Every line of the entries below that includes "true" belongs in the answer, copied as written.

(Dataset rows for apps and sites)

══════════════════════════════

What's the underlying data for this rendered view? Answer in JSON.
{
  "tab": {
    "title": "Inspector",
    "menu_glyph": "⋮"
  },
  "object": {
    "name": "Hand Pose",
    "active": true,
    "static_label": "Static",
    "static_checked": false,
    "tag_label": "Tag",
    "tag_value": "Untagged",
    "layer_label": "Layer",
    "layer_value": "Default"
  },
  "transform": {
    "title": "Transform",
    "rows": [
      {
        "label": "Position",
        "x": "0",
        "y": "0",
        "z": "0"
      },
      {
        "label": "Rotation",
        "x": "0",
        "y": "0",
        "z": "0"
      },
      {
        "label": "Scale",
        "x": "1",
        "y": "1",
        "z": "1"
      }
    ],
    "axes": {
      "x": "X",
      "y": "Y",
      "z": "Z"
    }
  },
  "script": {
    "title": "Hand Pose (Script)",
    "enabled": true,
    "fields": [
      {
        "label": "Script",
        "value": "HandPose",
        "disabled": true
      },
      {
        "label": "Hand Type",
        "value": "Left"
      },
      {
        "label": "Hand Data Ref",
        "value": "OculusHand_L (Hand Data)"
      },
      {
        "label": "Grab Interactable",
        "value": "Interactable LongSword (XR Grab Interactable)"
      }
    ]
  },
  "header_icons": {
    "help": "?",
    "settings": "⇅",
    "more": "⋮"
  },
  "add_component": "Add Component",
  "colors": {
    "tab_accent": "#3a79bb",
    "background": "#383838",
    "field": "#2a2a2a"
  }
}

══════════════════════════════

> YOUR SOLUTION
    "active": true,
    "enabled": true,
        "disabled": true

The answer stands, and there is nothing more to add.